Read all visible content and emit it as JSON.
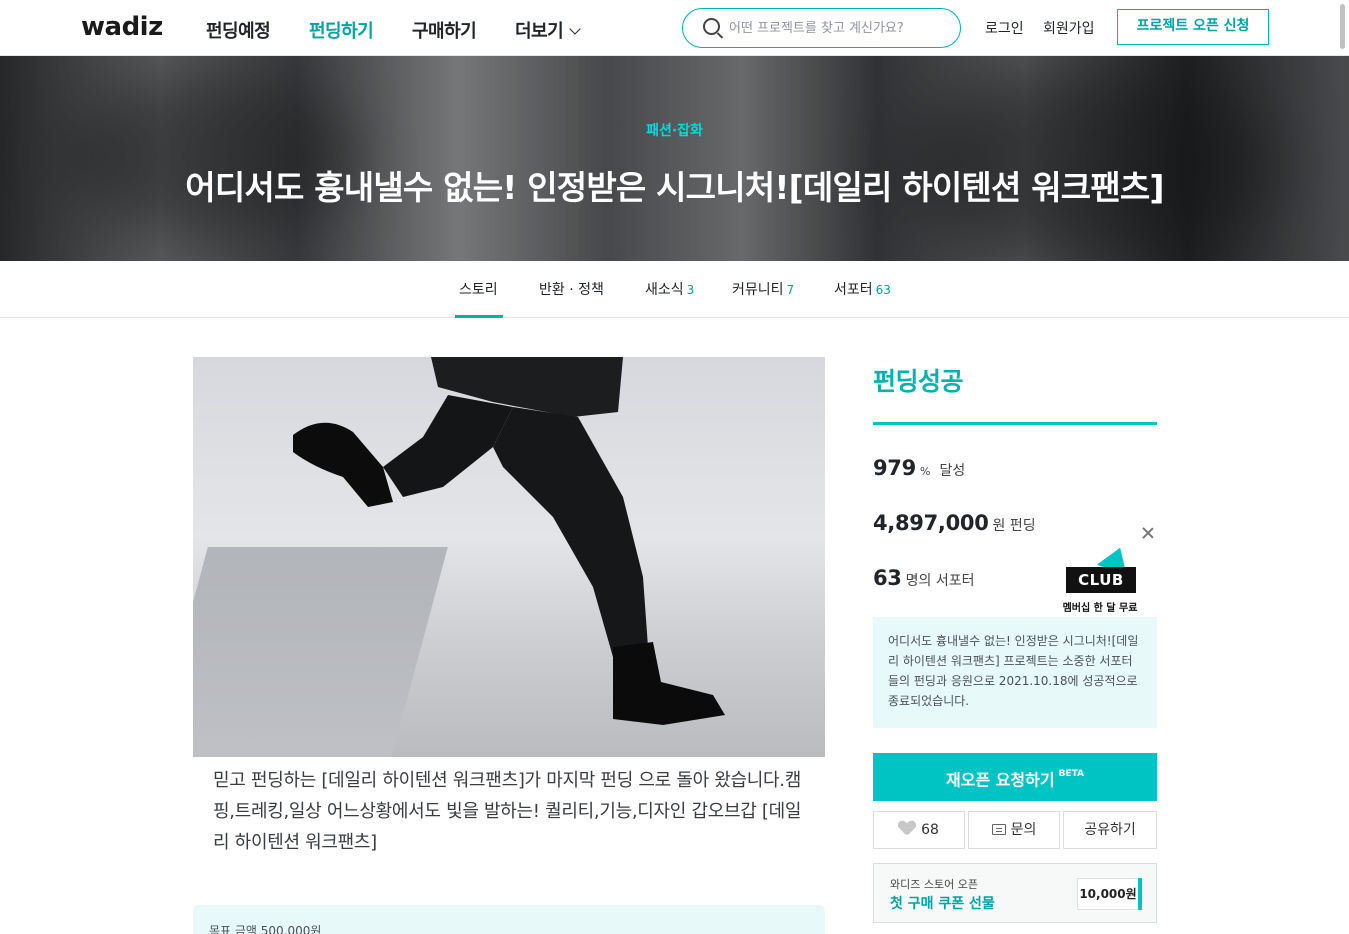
{
  "header": {
    "logo": "wadiz",
    "nav": [
      {
        "label": "펀딩예정",
        "active": false
      },
      {
        "label": "펀딩하기",
        "active": true
      },
      {
        "label": "구매하기",
        "active": false
      },
      {
        "label": "더보기",
        "active": false
      }
    ],
    "search_placeholder": "어떤 프로젝트를 찾고 계신가요?",
    "login": "로그인",
    "signup": "회원가입",
    "open_project": "프로젝트 오픈 신청"
  },
  "hero": {
    "category": "패션·잡화",
    "title": "어디서도 흉내낼수 없는! 인정받은 시그니처![데일리 하이텐션 워크팬츠]"
  },
  "tabs": [
    {
      "label": "스토리",
      "count": ""
    },
    {
      "label": "반환 · 정책",
      "count": ""
    },
    {
      "label": "새소식",
      "count": "3"
    },
    {
      "label": "커뮤니티",
      "count": "7"
    },
    {
      "label": "서포터",
      "count": "63"
    }
  ],
  "story": {
    "description": "믿고 펀딩하는 [데일리 하이텐션 워크팬츠]가 마지막 펀딩 으로 돌아 왔습니다.캠핑,트레킹,일상 어느상황에서도 빛을 발하는! 퀄리티,기능,디자인 갑오브갑 [데일리 하이텐션 워크팬츠]",
    "goal_text": "목표 금액 500,000원"
  },
  "sidebar": {
    "status": "펀딩성공",
    "rate_value": "979",
    "rate_unit": "%",
    "rate_suffix": "달성",
    "amount_value": "4,897,000",
    "amount_unit": "원 펀딩",
    "supporters_value": "63",
    "supporters_unit": "명의 서포터",
    "club_badge": "CLUB",
    "club_sub": "멤버십 한 달 무료",
    "notice": "어디서도 흉내낼수 없는! 인정받은 시그니처![데일리 하이텐션 워크팬츠] 프로젝트는 소중한 서포터들의 펀딩과 응원으로 2021.10.18에 성공적으로 종료되었습니다.",
    "reopen_label": "재오픈 요청하기",
    "reopen_beta": "BETA",
    "like_count": "68",
    "inquiry_label": "문의",
    "share_label": "공유하기",
    "coupon_line1": "와디즈 스토어 오픈",
    "coupon_line2": "첫 구매 쿠폰 선물",
    "coupon_amount": "10,000원"
  },
  "colors": {
    "accent": "#00c4c4",
    "accent_text": "#00a2a2",
    "notice_bg": "#e7f9f9"
  }
}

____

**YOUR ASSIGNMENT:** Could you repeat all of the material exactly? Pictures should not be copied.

**EXERCISE RESPONSE:**
Read all visible content and emit it as JSON.
{
  "header": {
    "logo": "wadiz",
    "nav": [
      {
        "label": "펀딩예정",
        "active": false
      },
      {
        "label": "펀딩하기",
        "active": true
      },
      {
        "label": "구매하기",
        "active": false
      },
      {
        "label": "더보기",
        "active": false
      }
    ],
    "search_placeholder": "어떤 프로젝트를 찾고 계신가요?",
    "login": "로그인",
    "signup": "회원가입",
    "open_project": "프로젝트 오픈 신청"
  },
  "hero": {
    "category": "패션·잡화",
    "title": "어디서도 흉내낼수 없는! 인정받은 시그니처![데일리 하이텐션 워크팬츠]"
  },
  "tabs": [
    {
      "label": "스토리",
      "count": ""
    },
    {
      "label": "반환 · 정책",
      "count": ""
    },
    {
      "label": "새소식",
      "count": "3"
    },
    {
      "label": "커뮤니티",
      "count": "7"
    },
    {
      "label": "서포터",
      "count": "63"
    }
  ],
  "story": {
    "description": "믿고 펀딩하는 [데일리 하이텐션 워크팬츠]가 마지막 펀딩 으로 돌아 왔습니다.캠핑,트레킹,일상 어느상황에서도 빛을 발하는! 퀄리티,기능,디자인 갑오브갑 [데일리 하이텐션 워크팬츠]",
    "goal_text": "목표 금액 500,000원"
  },
  "sidebar": {
    "status": "펀딩성공",
    "rate_value": "979",
    "rate_unit": "%",
    "rate_suffix": "달성",
    "amount_value": "4,897,000",
    "amount_unit": "원 펀딩",
    "supporters_value": "63",
    "supporters_unit": "명의 서포터",
    "club_badge": "CLUB",
    "club_sub": "멤버십 한 달 무료",
    "notice": "어디서도 흉내낼수 없는! 인정받은 시그니처![데일리 하이텐션 워크팬츠] 프로젝트는 소중한 서포터들의 펀딩과 응원으로 2021.10.18에 성공적으로 종료되었습니다.",
    "reopen_label": "재오픈 요청하기",
    "reopen_beta": "BETA",
    "like_count": "68",
    "inquiry_label": "문의",
    "share_label": "공유하기",
    "coupon_line1": "와디즈 스토어 오픈",
    "coupon_line2": "첫 구매 쿠폰 선물",
    "coupon_amount": "10,000원"
  },
  "colors": {
    "accent": "#00c4c4",
    "accent_text": "#00a2a2",
    "notice_bg": "#e7f9f9"
  }
}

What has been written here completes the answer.